Between the pandemic response, cannabis tax, and other contentious items that the board discussed, Nelson said he got to control the energy of the board in his role as chair.
“I used to be a teacher and a coach, so it’s a lot like managing a team if you will. You’ve got a lot of different talents on the team and a lot of different ideas,” Nelson said. “But at the end of the day, we should all be, in theory, working on trying to make the county a better place for everybody.
“It was nice for me to be able to manage that, I hope I was able to do a good enough job to build on that with my colleagues while moving away into one of the side seats in the future.”
Nelson compared the Board of Supervisors to a board of trustees in the sense that it is just trying to empower its people to do their jobs, and that he didn’t need to be the face of the board during his time as chair.
“I felt like the face of the board was really just like ‘hey, I’m the first of equals’ and we are really a team — we’re the Board of Supervisors and these are the things we’re trying to accomplish,” he said.
One of Nelson’s accomplishments he was most proud of was the one special meeting he called at the beginning of the year on homelessness and encampments, he said.
“Prioritizing encampments wasn’t really the flavor of the day yet, and I was pushing that really hard because I know it doesn’t solve the problem and have somebody housed forever but it really is probably the most humane thing for us to do is to make sure people aren’t sleeping on the streets,” he said.
While “the board wasn’t really there” at the time of the special meeting, Nelson said he did get the board to direct staff to come back with an encampment policy that ended leading to funding to address encampments.
“Maybe it was heading that way anyway, but I do really think that I helped move that needle … I helped move forward that conversation,” he said.
Nelson said he was also extremely pleased with the board’s fiscal year 2021-22 budget, and going into the budget hearings he was unsure if he would vote against the budget like Adam used to do.
“I felt like the board really showed a lot of restraint when it came to spending our American Rescue Plan Act dollars and our cannabis dollars,” Nelson said. “I think instead of being overly optimistic about it and taking that conservative approach has served us well, I was glad to have voted for it.”

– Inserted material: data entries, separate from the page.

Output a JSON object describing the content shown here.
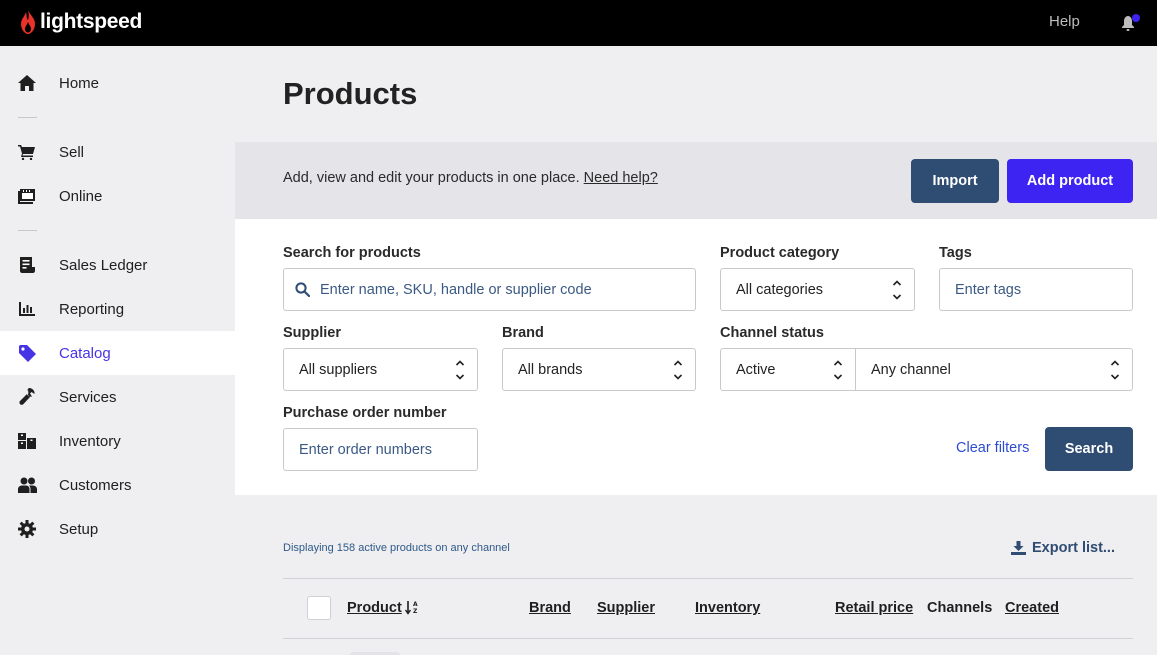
{
  "app": {
    "brand": "lightspeed",
    "help_label": "Help",
    "accent": "#4733e6",
    "notification_dot": "#3d24f2"
  },
  "sidebar": {
    "items": [
      {
        "label": "Home",
        "icon": "home-icon"
      },
      {
        "label": "Sell",
        "icon": "cart-icon"
      },
      {
        "label": "Online",
        "icon": "online-store-icon"
      },
      {
        "label": "Sales Ledger",
        "icon": "ledger-icon"
      },
      {
        "label": "Reporting",
        "icon": "bar-chart-icon"
      },
      {
        "label": "Catalog",
        "icon": "tag-icon",
        "active": true
      },
      {
        "label": "Services",
        "icon": "wrench-icon"
      },
      {
        "label": "Inventory",
        "icon": "boxes-icon"
      },
      {
        "label": "Customers",
        "icon": "people-icon"
      },
      {
        "label": "Setup",
        "icon": "gear-icon"
      }
    ]
  },
  "page": {
    "title": "Products",
    "intro": "Add, view and edit your products in one place.",
    "help_link": "Need help?",
    "import_label": "Import",
    "add_label": "Add product"
  },
  "filters": {
    "search_label": "Search for products",
    "search_placeholder": "Enter name, SKU, handle or supplier code",
    "category_label": "Product category",
    "category_value": "All categories",
    "tags_label": "Tags",
    "tags_placeholder": "Enter tags",
    "supplier_label": "Supplier",
    "supplier_value": "All suppliers",
    "brand_label": "Brand",
    "brand_value": "All brands",
    "channel_status_label": "Channel status",
    "status_value": "Active",
    "channel_value": "Any channel",
    "po_label": "Purchase order number",
    "po_placeholder": "Enter order numbers",
    "clear_label": "Clear filters",
    "search_button": "Search"
  },
  "list": {
    "summary": "Displaying 158 active products on any channel",
    "export_label": "Export list...",
    "columns": [
      "Product",
      "Brand",
      "Supplier",
      "Inventory",
      "Retail price",
      "Channels",
      "Created"
    ]
  }
}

As Nelson prepares to transition out of his role as chairman for the rest of his four-year term, he is really looking forward to getting to know the new communities that will be in his district following the county’s new supervisorial district map.
The Fourth District lost the City of Lompoc during the redistricting process, but gained the unincorporated areas around Lompoc such as Vandenberg Village, Mission Hills, Los Alamos, Casmalia, and Sisquoc, among others.

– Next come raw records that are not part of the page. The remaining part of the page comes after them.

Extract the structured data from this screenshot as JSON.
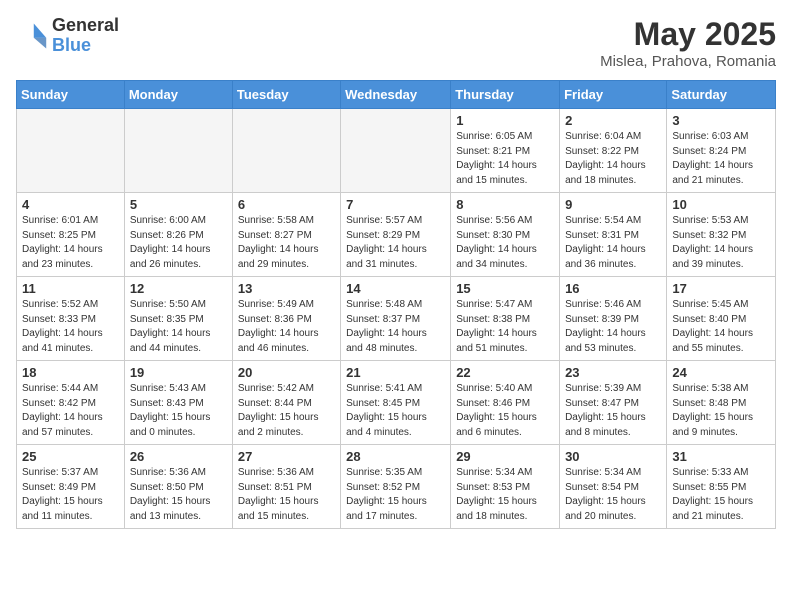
{
  "header": {
    "logo_general": "General",
    "logo_blue": "Blue",
    "month_title": "May 2025",
    "location": "Mislea, Prahova, Romania"
  },
  "weekdays": [
    "Sunday",
    "Monday",
    "Tuesday",
    "Wednesday",
    "Thursday",
    "Friday",
    "Saturday"
  ],
  "weeks": [
    [
      {
        "day": "",
        "empty": true
      },
      {
        "day": "",
        "empty": true
      },
      {
        "day": "",
        "empty": true
      },
      {
        "day": "",
        "empty": true
      },
      {
        "day": "1",
        "sunrise": "6:05 AM",
        "sunset": "8:21 PM",
        "daylight": "14 hours and 15 minutes."
      },
      {
        "day": "2",
        "sunrise": "6:04 AM",
        "sunset": "8:22 PM",
        "daylight": "14 hours and 18 minutes."
      },
      {
        "day": "3",
        "sunrise": "6:03 AM",
        "sunset": "8:24 PM",
        "daylight": "14 hours and 21 minutes."
      }
    ],
    [
      {
        "day": "4",
        "sunrise": "6:01 AM",
        "sunset": "8:25 PM",
        "daylight": "14 hours and 23 minutes."
      },
      {
        "day": "5",
        "sunrise": "6:00 AM",
        "sunset": "8:26 PM",
        "daylight": "14 hours and 26 minutes."
      },
      {
        "day": "6",
        "sunrise": "5:58 AM",
        "sunset": "8:27 PM",
        "daylight": "14 hours and 29 minutes."
      },
      {
        "day": "7",
        "sunrise": "5:57 AM",
        "sunset": "8:29 PM",
        "daylight": "14 hours and 31 minutes."
      },
      {
        "day": "8",
        "sunrise": "5:56 AM",
        "sunset": "8:30 PM",
        "daylight": "14 hours and 34 minutes."
      },
      {
        "day": "9",
        "sunrise": "5:54 AM",
        "sunset": "8:31 PM",
        "daylight": "14 hours and 36 minutes."
      },
      {
        "day": "10",
        "sunrise": "5:53 AM",
        "sunset": "8:32 PM",
        "daylight": "14 hours and 39 minutes."
      }
    ],
    [
      {
        "day": "11",
        "sunrise": "5:52 AM",
        "sunset": "8:33 PM",
        "daylight": "14 hours and 41 minutes."
      },
      {
        "day": "12",
        "sunrise": "5:50 AM",
        "sunset": "8:35 PM",
        "daylight": "14 hours and 44 minutes."
      },
      {
        "day": "13",
        "sunrise": "5:49 AM",
        "sunset": "8:36 PM",
        "daylight": "14 hours and 46 minutes."
      },
      {
        "day": "14",
        "sunrise": "5:48 AM",
        "sunset": "8:37 PM",
        "daylight": "14 hours and 48 minutes."
      },
      {
        "day": "15",
        "sunrise": "5:47 AM",
        "sunset": "8:38 PM",
        "daylight": "14 hours and 51 minutes."
      },
      {
        "day": "16",
        "sunrise": "5:46 AM",
        "sunset": "8:39 PM",
        "daylight": "14 hours and 53 minutes."
      },
      {
        "day": "17",
        "sunrise": "5:45 AM",
        "sunset": "8:40 PM",
        "daylight": "14 hours and 55 minutes."
      }
    ],
    [
      {
        "day": "18",
        "sunrise": "5:44 AM",
        "sunset": "8:42 PM",
        "daylight": "14 hours and 57 minutes."
      },
      {
        "day": "19",
        "sunrise": "5:43 AM",
        "sunset": "8:43 PM",
        "daylight": "15 hours and 0 minutes."
      },
      {
        "day": "20",
        "sunrise": "5:42 AM",
        "sunset": "8:44 PM",
        "daylight": "15 hours and 2 minutes."
      },
      {
        "day": "21",
        "sunrise": "5:41 AM",
        "sunset": "8:45 PM",
        "daylight": "15 hours and 4 minutes."
      },
      {
        "day": "22",
        "sunrise": "5:40 AM",
        "sunset": "8:46 PM",
        "daylight": "15 hours and 6 minutes."
      },
      {
        "day": "23",
        "sunrise": "5:39 AM",
        "sunset": "8:47 PM",
        "daylight": "15 hours and 8 minutes."
      },
      {
        "day": "24",
        "sunrise": "5:38 AM",
        "sunset": "8:48 PM",
        "daylight": "15 hours and 9 minutes."
      }
    ],
    [
      {
        "day": "25",
        "sunrise": "5:37 AM",
        "sunset": "8:49 PM",
        "daylight": "15 hours and 11 minutes."
      },
      {
        "day": "26",
        "sunrise": "5:36 AM",
        "sunset": "8:50 PM",
        "daylight": "15 hours and 13 minutes."
      },
      {
        "day": "27",
        "sunrise": "5:36 AM",
        "sunset": "8:51 PM",
        "daylight": "15 hours and 15 minutes."
      },
      {
        "day": "28",
        "sunrise": "5:35 AM",
        "sunset": "8:52 PM",
        "daylight": "15 hours and 17 minutes."
      },
      {
        "day": "29",
        "sunrise": "5:34 AM",
        "sunset": "8:53 PM",
        "daylight": "15 hours and 18 minutes."
      },
      {
        "day": "30",
        "sunrise": "5:34 AM",
        "sunset": "8:54 PM",
        "daylight": "15 hours and 20 minutes."
      },
      {
        "day": "31",
        "sunrise": "5:33 AM",
        "sunset": "8:55 PM",
        "daylight": "15 hours and 21 minutes."
      }
    ]
  ]
}
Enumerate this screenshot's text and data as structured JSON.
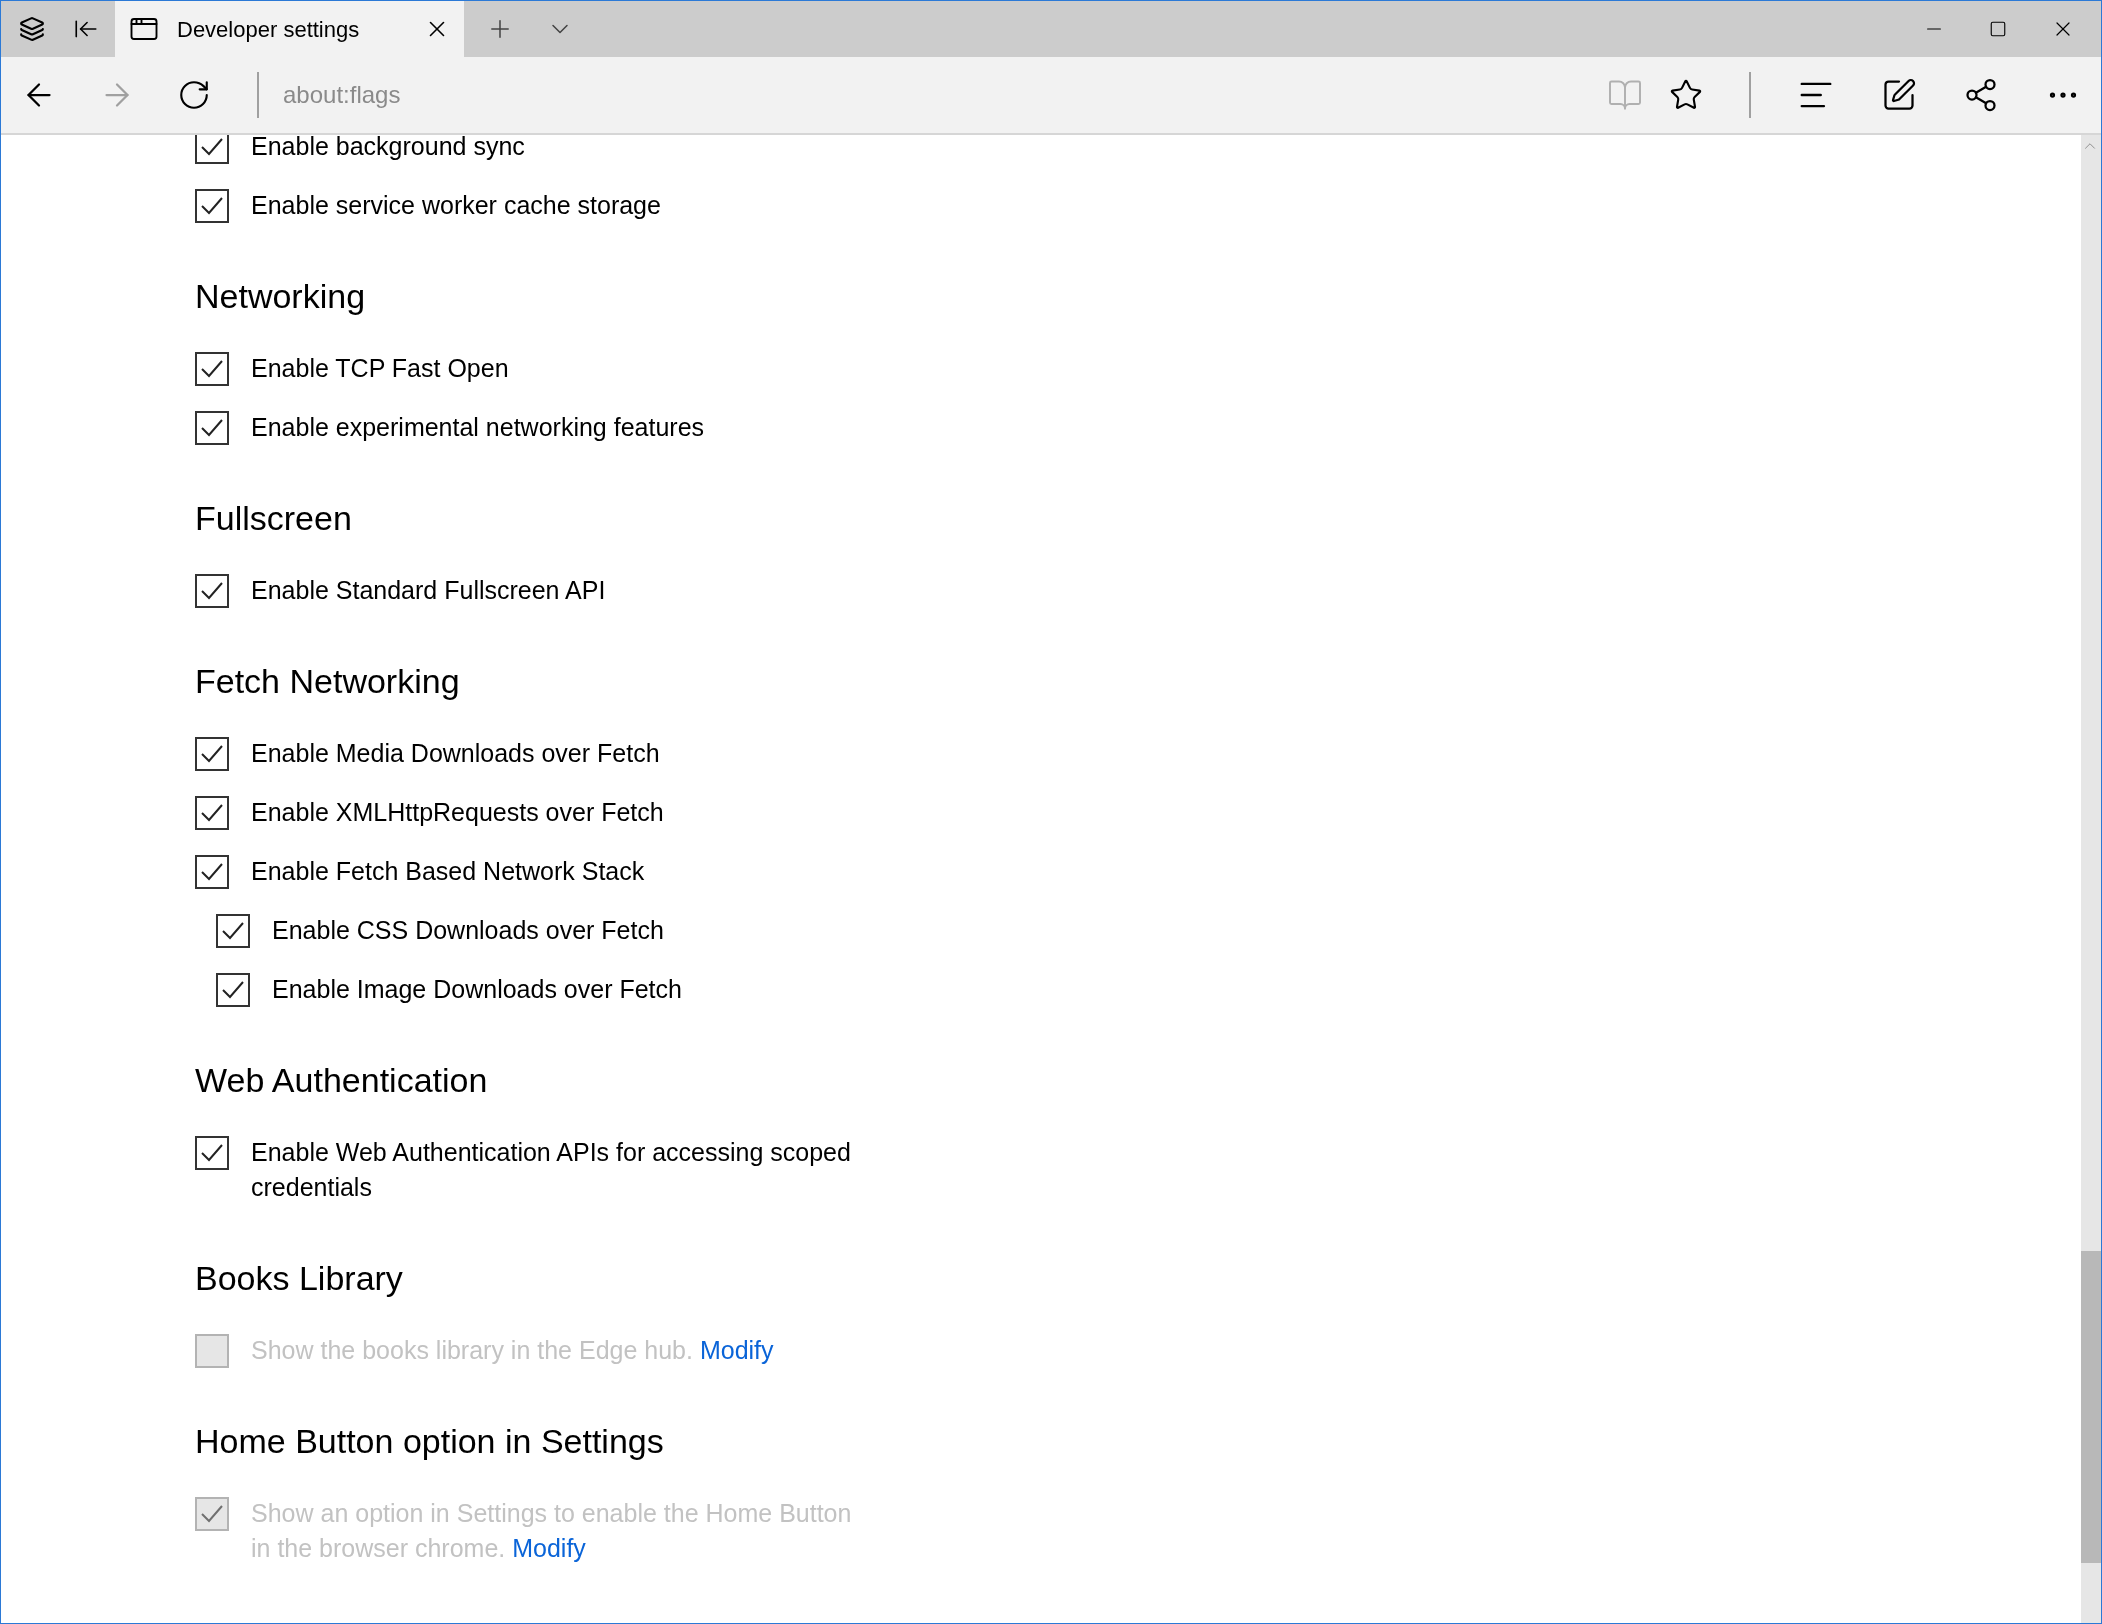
{
  "tabs": [
    {
      "title": "Developer settings",
      "selected": true
    }
  ],
  "address_bar": {
    "value": "about:flags"
  },
  "sections": [
    {
      "items": [
        {
          "label": "Enable background sync",
          "checked": true,
          "disabled": false
        },
        {
          "label": "Enable service worker cache storage",
          "checked": true,
          "disabled": false
        }
      ]
    },
    {
      "heading": "Networking",
      "items": [
        {
          "label": "Enable TCP Fast Open",
          "checked": true,
          "disabled": false
        },
        {
          "label": "Enable experimental networking features",
          "checked": true,
          "disabled": false
        }
      ]
    },
    {
      "heading": "Fullscreen",
      "items": [
        {
          "label": "Enable Standard Fullscreen API",
          "checked": true,
          "disabled": false
        }
      ]
    },
    {
      "heading": "Fetch Networking",
      "items": [
        {
          "label": "Enable Media Downloads over Fetch",
          "checked": true,
          "disabled": false
        },
        {
          "label": "Enable XMLHttpRequests over Fetch",
          "checked": true,
          "disabled": false
        },
        {
          "label": "Enable Fetch Based Network Stack",
          "checked": true,
          "disabled": false,
          "children": [
            {
              "label": "Enable CSS Downloads over Fetch",
              "checked": true,
              "disabled": false
            },
            {
              "label": "Enable Image Downloads over Fetch",
              "checked": true,
              "disabled": false
            }
          ]
        }
      ]
    },
    {
      "heading": "Web Authentication",
      "items": [
        {
          "label": "Enable Web Authentication APIs for accessing scoped credentials",
          "checked": true,
          "disabled": false
        }
      ]
    },
    {
      "heading": "Books Library",
      "items": [
        {
          "label": "Show the books library in the Edge hub.",
          "link": "Modify",
          "checked": false,
          "disabled": true
        }
      ]
    },
    {
      "heading": "Home Button option in Settings",
      "items": [
        {
          "label": "Show an option in Settings to enable the Home Button in the browser chrome.",
          "link": "Modify",
          "checked": true,
          "disabled": true
        }
      ]
    }
  ]
}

“I picked up a bunch of unincorporated areas and I think I’m well-suited to help those communities because a lot of what they need is what I feel like my community where I’m from needs — but it’s going to be a lot of work,” Nelson said.
“That’s literally … like eight small communities I now represent and they all have different issues. I’m really looking forward to diving in and making a listening tour and figuring out what are going to be my priorities.”
With the exception of a few years when he was away from college, Nelson has lived in Orcutt for his whole life.
Being the largest unincorporated area in the state without a community services district, Nelson said that he feels his knowledge of the Orcutt community and their needs will help him serve the other unincorporated areas of the county that are now in his district.
Nelson said he plans to prioritize homelessness services, capital improvements for fire stations, and bringing commercial space to the Lompoc Valley.